▶ Material for this task:

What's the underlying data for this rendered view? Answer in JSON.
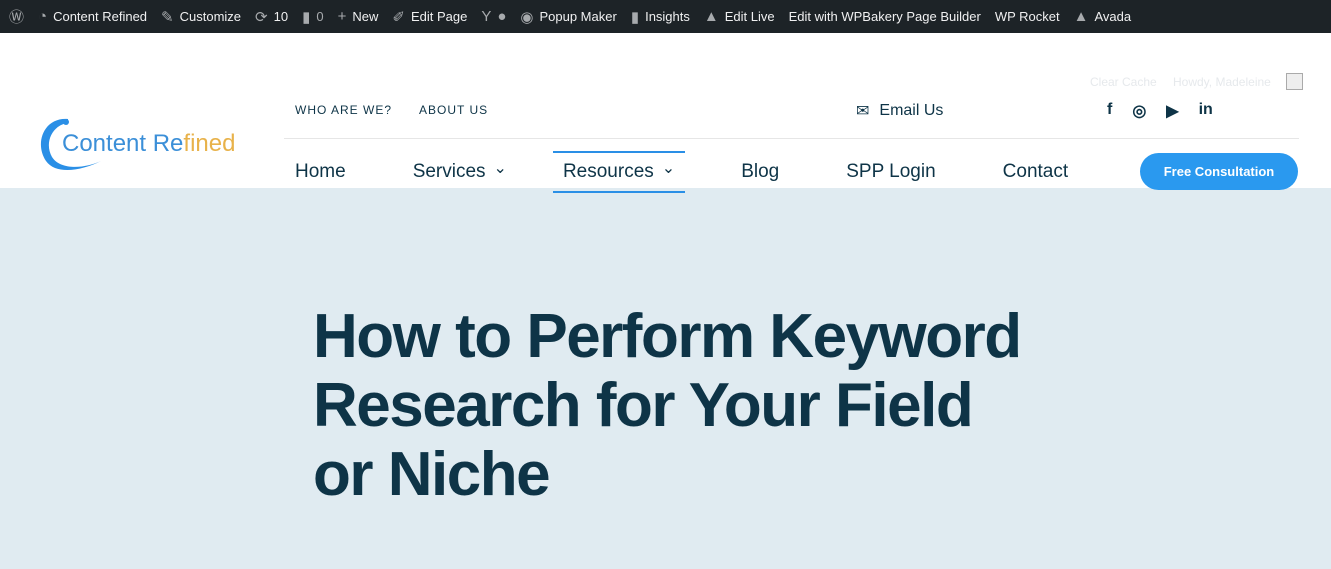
{
  "adminbar": {
    "items": [
      {
        "icon": "wordpress-icon",
        "label": ""
      },
      {
        "icon": "dashboard-icon",
        "label": "Content Refined"
      },
      {
        "icon": "brush-icon",
        "label": "Customize"
      },
      {
        "icon": "updates-icon",
        "label": "10"
      },
      {
        "icon": "comment-icon",
        "label": "0"
      },
      {
        "icon": "plus-icon",
        "label": "New"
      },
      {
        "icon": "pencil-icon",
        "label": "Edit Page"
      },
      {
        "icon": "yoast-icon",
        "label": ""
      },
      {
        "icon": "popup-maker-icon",
        "label": "Popup Maker"
      },
      {
        "icon": "bar-chart-icon",
        "label": "Insights"
      },
      {
        "icon": "avada-icon",
        "label": "Edit Live"
      },
      {
        "icon": "",
        "label": "Edit with WPBakery Page Builder"
      },
      {
        "icon": "",
        "label": "WP Rocket"
      },
      {
        "icon": "avada-icon",
        "label": "Avada"
      }
    ],
    "clear_cache": "Clear Cache",
    "howdy": "Howdy, Madeleine"
  },
  "header": {
    "logo_text_1": "Content Re",
    "logo_text_2": "fined",
    "top_links": [
      "WHO ARE WE?",
      "ABOUT US"
    ],
    "email": "Email Us",
    "social": [
      "facebook-icon",
      "instagram-icon",
      "youtube-icon",
      "linkedin-icon"
    ],
    "nav": [
      {
        "label": "Home"
      },
      {
        "label": "Services",
        "dropdown": true
      },
      {
        "label": "Resources",
        "dropdown": true,
        "active": true
      },
      {
        "label": "Blog"
      },
      {
        "label": "SPP Login"
      },
      {
        "label": "Contact"
      }
    ],
    "cta": "Free Consultation"
  },
  "hero": {
    "title": "How to Perform Keyword Research for Your Field or Niche"
  },
  "colors": {
    "accent": "#2a99ef",
    "text": "#0e3447",
    "hero_bg": "#e0ebf1"
  }
}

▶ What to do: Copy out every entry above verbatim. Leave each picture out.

▶ Completed task:
What's the underlying data for this rendered view? Answer in JSON.
{
  "adminbar": {
    "items": [
      {
        "icon": "wordpress-icon",
        "label": ""
      },
      {
        "icon": "dashboard-icon",
        "label": "Content Refined"
      },
      {
        "icon": "brush-icon",
        "label": "Customize"
      },
      {
        "icon": "updates-icon",
        "label": "10"
      },
      {
        "icon": "comment-icon",
        "label": "0"
      },
      {
        "icon": "plus-icon",
        "label": "New"
      },
      {
        "icon": "pencil-icon",
        "label": "Edit Page"
      },
      {
        "icon": "yoast-icon",
        "label": ""
      },
      {
        "icon": "popup-maker-icon",
        "label": "Popup Maker"
      },
      {
        "icon": "bar-chart-icon",
        "label": "Insights"
      },
      {
        "icon": "avada-icon",
        "label": "Edit Live"
      },
      {
        "icon": "",
        "label": "Edit with WPBakery Page Builder"
      },
      {
        "icon": "",
        "label": "WP Rocket"
      },
      {
        "icon": "avada-icon",
        "label": "Avada"
      }
    ],
    "clear_cache": "Clear Cache",
    "howdy": "Howdy, Madeleine"
  },
  "header": {
    "logo_text_1": "Content Re",
    "logo_text_2": "fined",
    "top_links": [
      "WHO ARE WE?",
      "ABOUT US"
    ],
    "email": "Email Us",
    "social": [
      "facebook-icon",
      "instagram-icon",
      "youtube-icon",
      "linkedin-icon"
    ],
    "nav": [
      {
        "label": "Home"
      },
      {
        "label": "Services",
        "dropdown": true
      },
      {
        "label": "Resources",
        "dropdown": true,
        "active": true
      },
      {
        "label": "Blog"
      },
      {
        "label": "SPP Login"
      },
      {
        "label": "Contact"
      }
    ],
    "cta": "Free Consultation"
  },
  "hero": {
    "title": "How to Perform Keyword Research for Your Field or Niche"
  },
  "colors": {
    "accent": "#2a99ef",
    "text": "#0e3447",
    "hero_bg": "#e0ebf1"
  }
}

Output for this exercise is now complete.